From the goog to the nip, we take a look at some of Winnipeg's delicious fast-food staples and the strange names they go by. Photo: Mike Peters
Winnipeg is getting set for summer and, when safe to do so, welcome travellers. With the new Qaumajuq, the Inuit art Centre at the Winnipeg Art Gallery opening, as well as the Manitoba Museum’s newly opened galleries, there’s lots to see, do and learn.
But, when it comes to food, this city has a quirky sub-culture all its own. And I dig it. Forget fancy food and white linen. These local institutions have survived the pandemic and are still up and running. Here, three cult classics and casual bites that ’Peggers have been devouring for decades.

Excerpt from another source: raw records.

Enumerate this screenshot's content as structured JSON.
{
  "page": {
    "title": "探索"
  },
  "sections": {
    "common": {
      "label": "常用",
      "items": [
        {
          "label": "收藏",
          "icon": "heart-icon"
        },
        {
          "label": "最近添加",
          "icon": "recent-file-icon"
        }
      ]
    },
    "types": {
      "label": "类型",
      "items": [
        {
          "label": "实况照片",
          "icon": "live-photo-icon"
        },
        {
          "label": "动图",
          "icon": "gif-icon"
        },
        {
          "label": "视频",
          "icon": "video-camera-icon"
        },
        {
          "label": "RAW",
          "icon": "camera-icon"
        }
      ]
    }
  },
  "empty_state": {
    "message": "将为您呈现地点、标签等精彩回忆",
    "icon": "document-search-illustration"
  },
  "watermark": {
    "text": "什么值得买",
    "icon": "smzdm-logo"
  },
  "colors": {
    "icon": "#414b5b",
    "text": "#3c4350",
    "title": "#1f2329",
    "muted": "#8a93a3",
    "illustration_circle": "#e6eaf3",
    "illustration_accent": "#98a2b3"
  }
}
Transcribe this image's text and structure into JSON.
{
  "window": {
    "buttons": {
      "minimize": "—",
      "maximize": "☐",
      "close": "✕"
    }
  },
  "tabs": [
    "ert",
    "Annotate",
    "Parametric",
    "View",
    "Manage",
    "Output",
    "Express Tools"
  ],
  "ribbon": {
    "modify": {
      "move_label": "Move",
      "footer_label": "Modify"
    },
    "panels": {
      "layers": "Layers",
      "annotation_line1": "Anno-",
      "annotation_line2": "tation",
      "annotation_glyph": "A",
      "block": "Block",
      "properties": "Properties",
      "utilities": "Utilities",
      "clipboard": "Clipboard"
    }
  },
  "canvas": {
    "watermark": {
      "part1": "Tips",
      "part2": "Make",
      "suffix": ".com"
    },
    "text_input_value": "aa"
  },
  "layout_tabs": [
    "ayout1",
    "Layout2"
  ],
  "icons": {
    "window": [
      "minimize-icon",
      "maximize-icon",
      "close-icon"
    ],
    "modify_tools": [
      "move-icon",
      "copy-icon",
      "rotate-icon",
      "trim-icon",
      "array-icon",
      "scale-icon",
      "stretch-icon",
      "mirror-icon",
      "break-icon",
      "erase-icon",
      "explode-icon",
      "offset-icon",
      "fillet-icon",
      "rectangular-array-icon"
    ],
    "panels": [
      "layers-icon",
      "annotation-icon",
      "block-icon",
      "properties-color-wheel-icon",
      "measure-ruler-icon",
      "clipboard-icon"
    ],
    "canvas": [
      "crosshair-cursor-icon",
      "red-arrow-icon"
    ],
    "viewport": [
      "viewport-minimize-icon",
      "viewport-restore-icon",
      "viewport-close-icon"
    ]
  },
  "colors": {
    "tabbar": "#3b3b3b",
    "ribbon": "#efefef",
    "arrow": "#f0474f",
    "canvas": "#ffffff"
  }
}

What the heck is a goog? If you guessed an upside-down blueberry shake layered with sliced bananas, topped with a hot fudge sundae, whipped cream, peanuts and a cherry, “goog” job! For Winnipeggers, nothing says summer’s coming like the first goog of the season from Bridge Drive-In – or BDI in local parlance.

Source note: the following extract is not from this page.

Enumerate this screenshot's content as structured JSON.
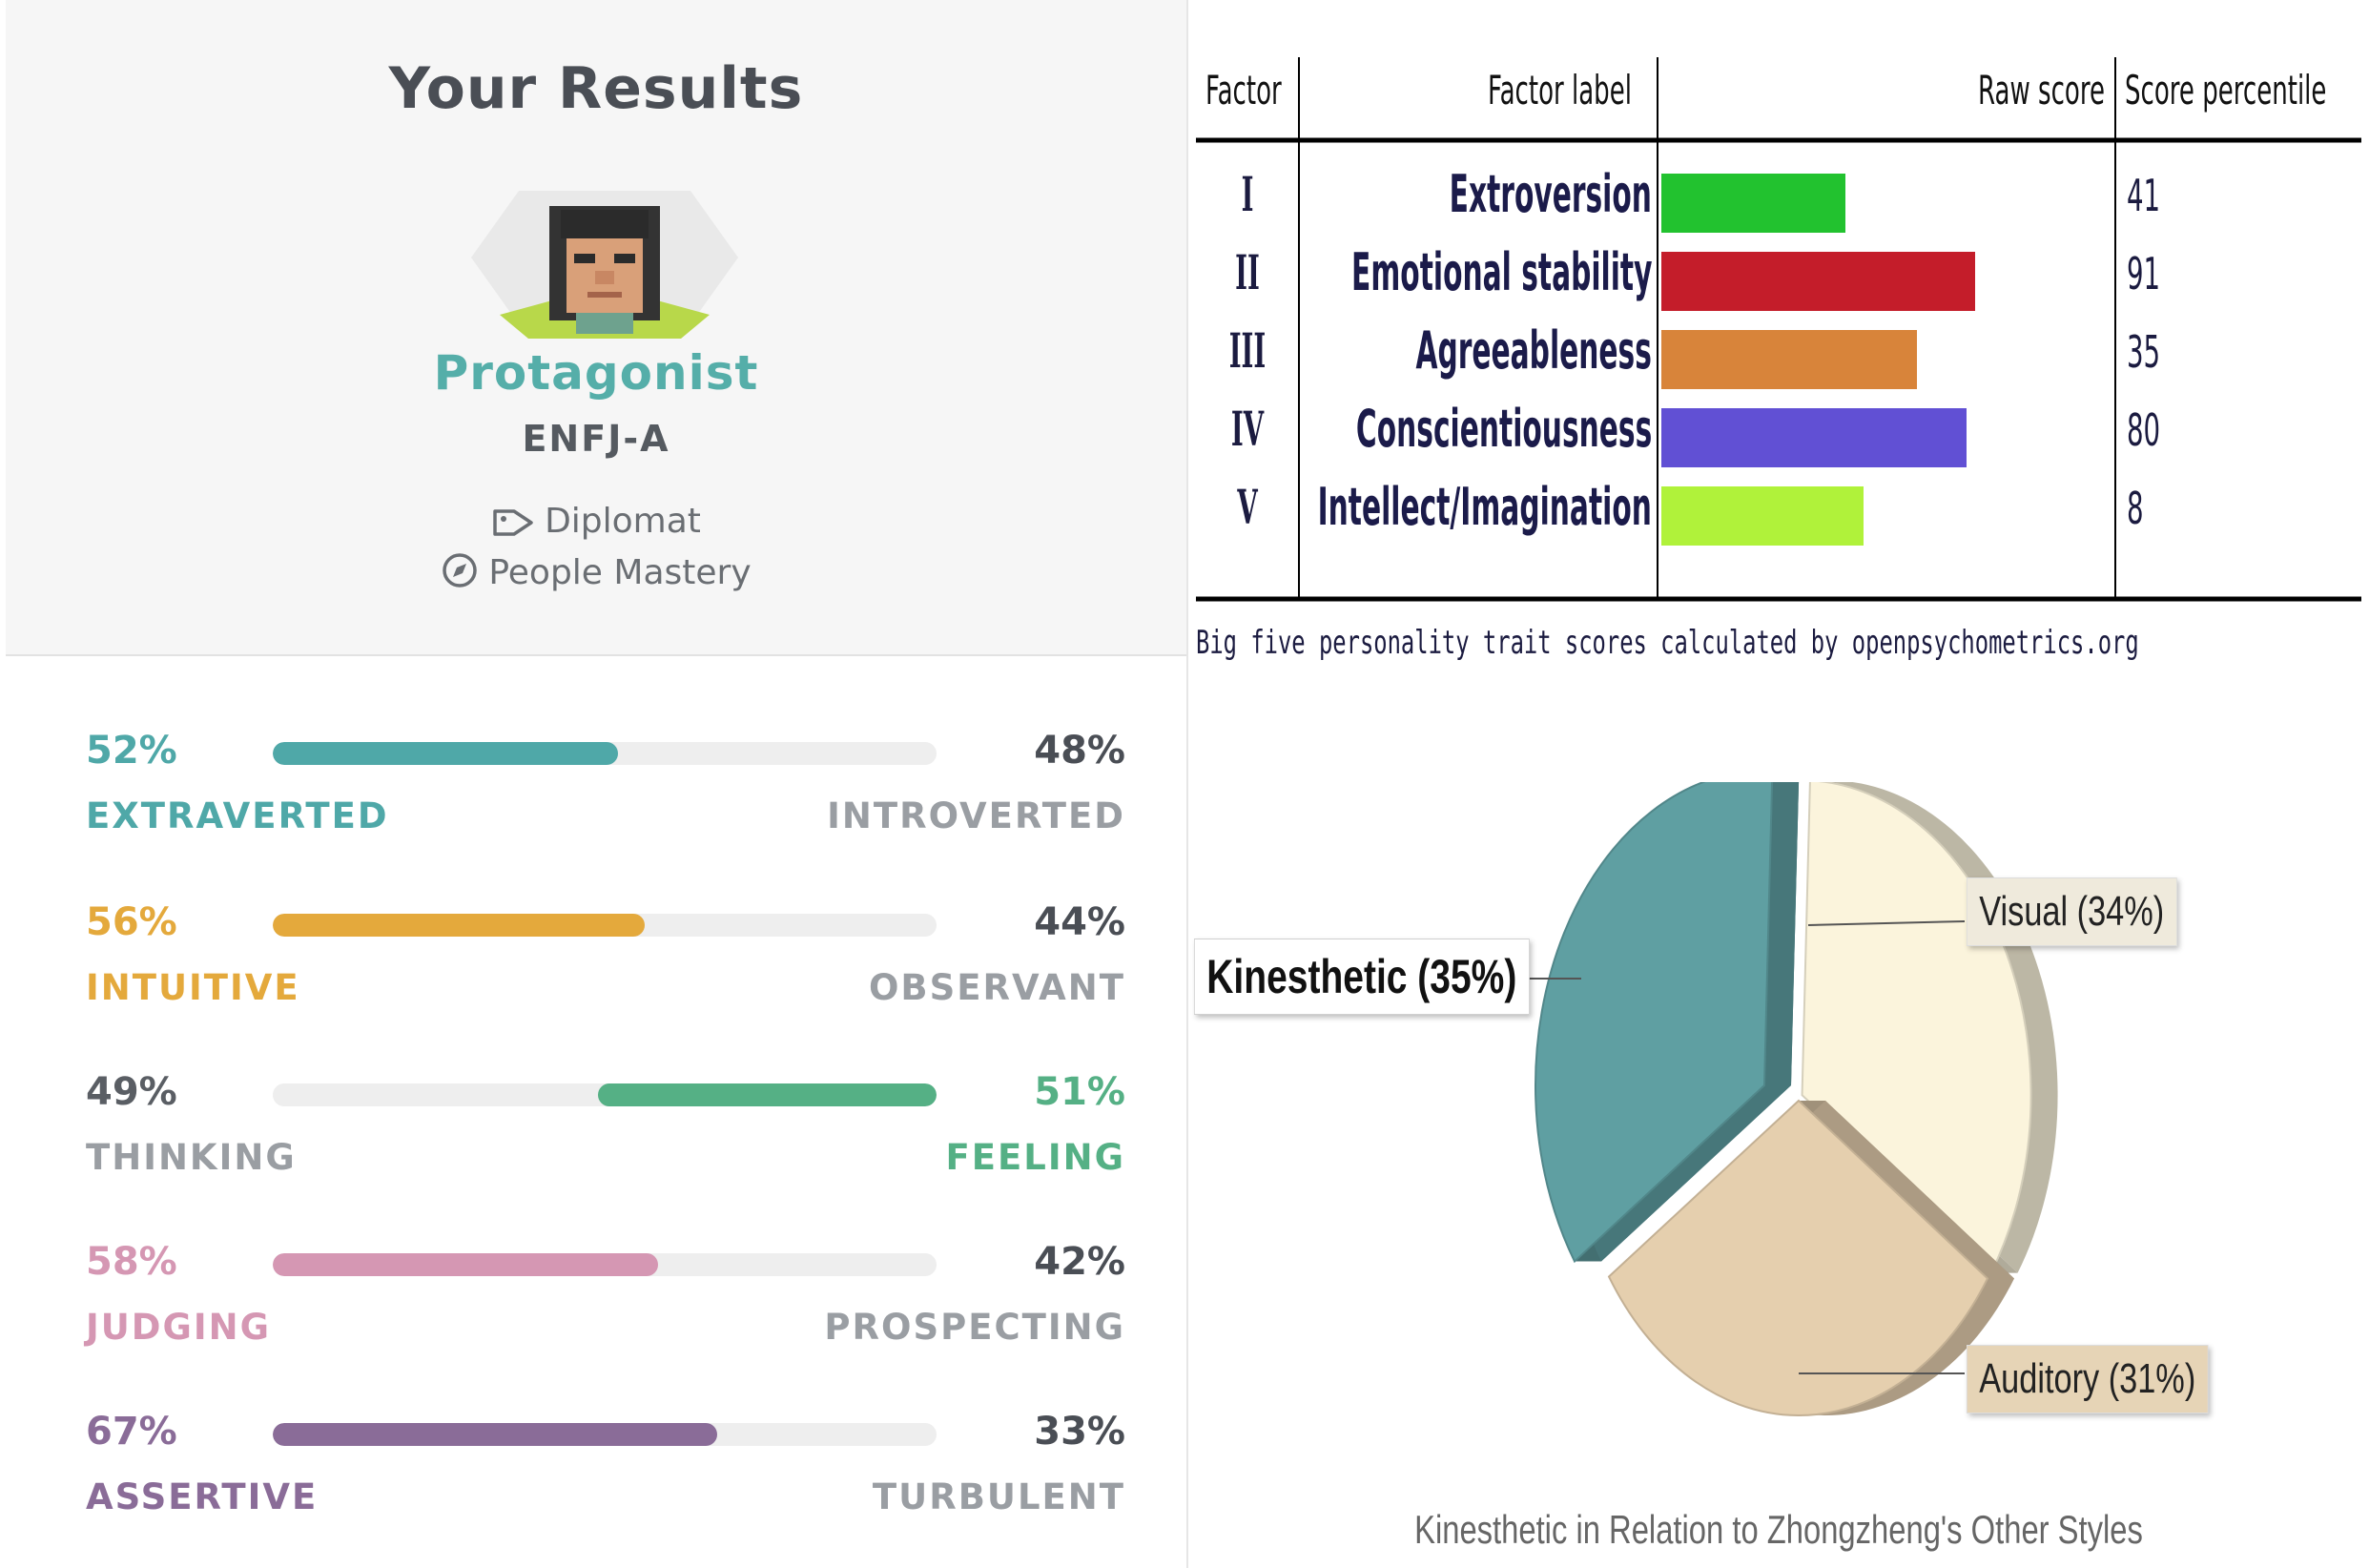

The tiny take-out, an institution on the bank of the Red River since 1957, packs them in at its setting next to a century-old walking bridge. As for the goog’s origins? A college kid’s creation, maybe. No one’s sure. “It’s a mystery. It’s always been an item staple,” say longtime owners Allan and Wanda Rutherford who recently passed the torch to granddaughter Jessica and husband, Justin Jacob. Ponder the mystery, goog in hand, while strolling the Elm Park Bridge across the Red River.
“The shmoo is forever,” laughs the waitress at Baked Expectations, a funky diner known for its huge dessert menu (as well as salads, sandwiches, pastas and other goodies) in Winnipeg’s indie Osborne Village neighbourhood. But it’s no joke. “We try new things but we keep tradition. It’s been our thing,” she says of the shmoo torte, a decadent angel food cake layered with caramel sauce and topped with loads of pecans, whipped cream and more caramel sauce that’s been a menu mainstay for 30-plus years. The recipe has contested origins though it’s said to have come out of Winnipeg’s Jewish community and its name (occasionally spelled “schmoo” elsewhere) is often traced back to the Shmoo of Li’l Abner fame, a delicious and bountiful creature that produced milk, eggs and even cheesecake.

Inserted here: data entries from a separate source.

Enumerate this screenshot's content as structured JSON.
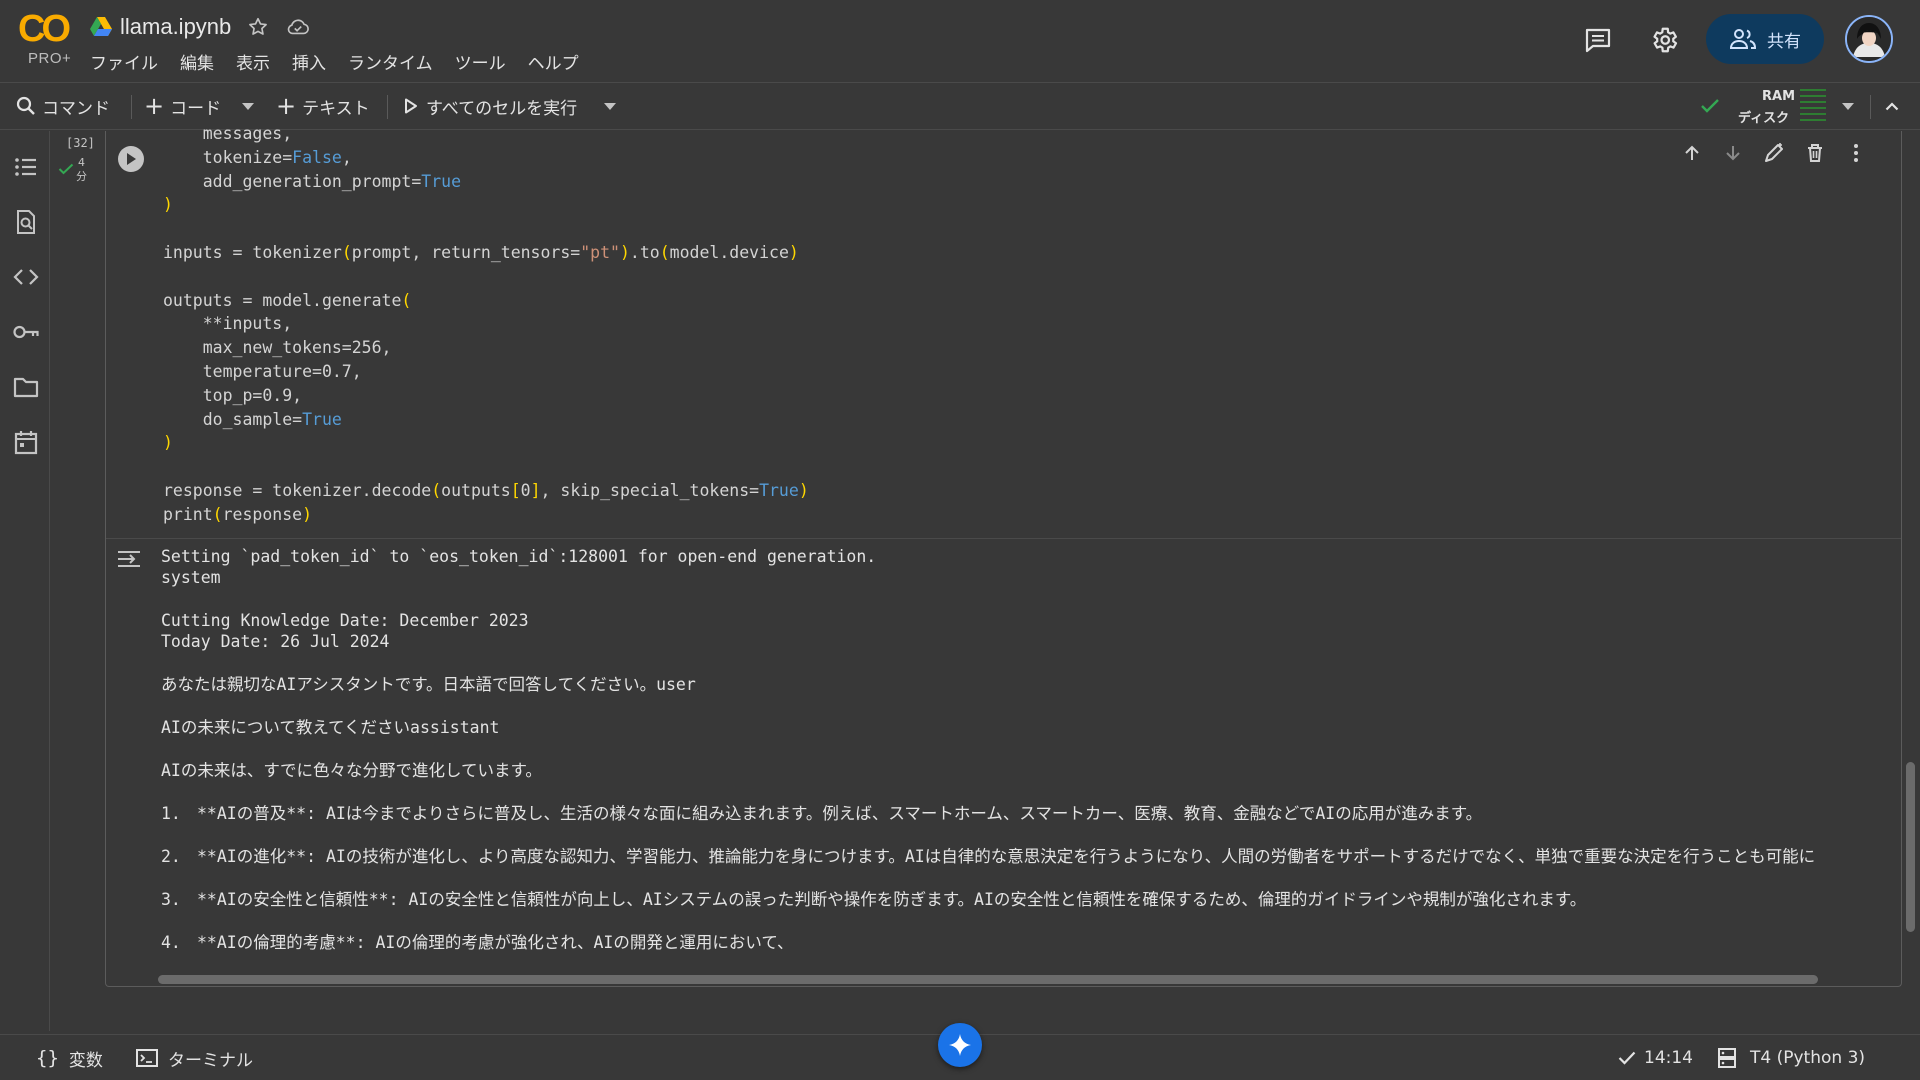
{
  "colors": {
    "background": "#383838",
    "accent": "#1a73e8",
    "share_bg": "#0e3a5e",
    "logo": "#f9ab00",
    "keyword": "#569cd6",
    "string": "#ce9178",
    "bracket": "#ffd700",
    "ok_green": "#34a853"
  },
  "header": {
    "logo_text": "CO",
    "logo_sub": "PRO+",
    "notebook_title": "llama.ipynb",
    "menu": [
      "ファイル",
      "編集",
      "表示",
      "挿入",
      "ランタイム",
      "ツール",
      "ヘルプ"
    ],
    "share_label": "共有"
  },
  "toolbar": {
    "command_label": "コマンド",
    "code_label": "コード",
    "text_label": "テキスト",
    "run_all_label": "すべてのセルを実行",
    "ram_label": "RAM",
    "disk_label": "ディスク"
  },
  "sidebar_icons": [
    "toc-icon",
    "find-icon",
    "code-snippets-icon",
    "secrets-key-icon",
    "files-folder-icon",
    "calendar-icon"
  ],
  "cell": {
    "exec_count": "[32]",
    "exec_time_num": "4",
    "exec_time_unit": "分",
    "code_lines": [
      "    messages,",
      "    tokenize=False,",
      "    add_generation_prompt=True",
      ")",
      "",
      "inputs = tokenizer(prompt, return_tensors=\"pt\").to(model.device)",
      "",
      "outputs = model.generate(",
      "    **inputs,",
      "    max_new_tokens=256,",
      "    temperature=0.7,",
      "    top_p=0.9,",
      "    do_sample=True",
      ")",
      "",
      "response = tokenizer.decode(outputs[0], skip_special_tokens=True)",
      "print(response)"
    ],
    "output": {
      "line1": "Setting `pad_token_id` to `eos_token_id`:128001 for open-end generation.",
      "line2": "system",
      "line3": "Cutting Knowledge Date: December 2023",
      "line4": "Today Date: 26 Jul 2024",
      "line5": "あなたは親切なAIアシスタントです。日本語で回答してください。user",
      "line6": "AIの未来について教えてくださいassistant",
      "line7": "AIの未来は、すでに色々な分野で進化しています。",
      "list": [
        {
          "n": "1.",
          "text": "**AIの普及**: AIは今までよりさらに普及し、生活の様々な面に組み込まれます。例えば、スマートホーム、スマートカー、医療、教育、金融などでAIの応用が進みます。"
        },
        {
          "n": "2.",
          "text": "**AIの進化**: AIの技術が進化し、より高度な認知力、学習能力、推論能力を身につけます。AIは自律的な意思決定を行うようになり、人間の労働者をサポートするだけでなく、単独で重要な決定を行うことも可能に"
        },
        {
          "n": "3.",
          "text": "**AIの安全性と信頼性**: AIの安全性と信頼性が向上し、AIシステムの誤った判断や操作を防ぎます。AIの安全性と信頼性を確保するため、倫理的ガイドラインや規制が強化されます。"
        },
        {
          "n": "4.",
          "text": "**AIの倫理的考慮**: AIの倫理的考慮が強化され、AIの開発と運用において、"
        }
      ]
    }
  },
  "statusbar": {
    "variables_label": "変数",
    "terminal_label": "ターミナル",
    "time": "14:14",
    "runtime": "T4 (Python 3)"
  }
}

Just a Little Nip
Don’t call it a hamburger. Not here, not at Sals, the beloved local diner chain Salisbury House, that’s been feeding Winnipeggers since 1931. Owner Ralph Erwin didn’t like the name (too delicate!) so he called it a nip of Salisbury steak. More than 80 years later, the nip is still made with 100 per cent Manitoba beef, Sals’ own baked buns and plenty of grilled onions. As the city’s first 24-hour diner, Sals quickly spread through the city. In 2001, Winnipeggers former ice cream magnate Earl Barish and rock legend Burton Cummings took ownership. Their Pembina Highway and Stafford Street flagship store is worth the visit alone to see Manitoba music memorabilia including Cummings’ former 1891 Heintzman piano and Randy Bachman’s first electric guitar.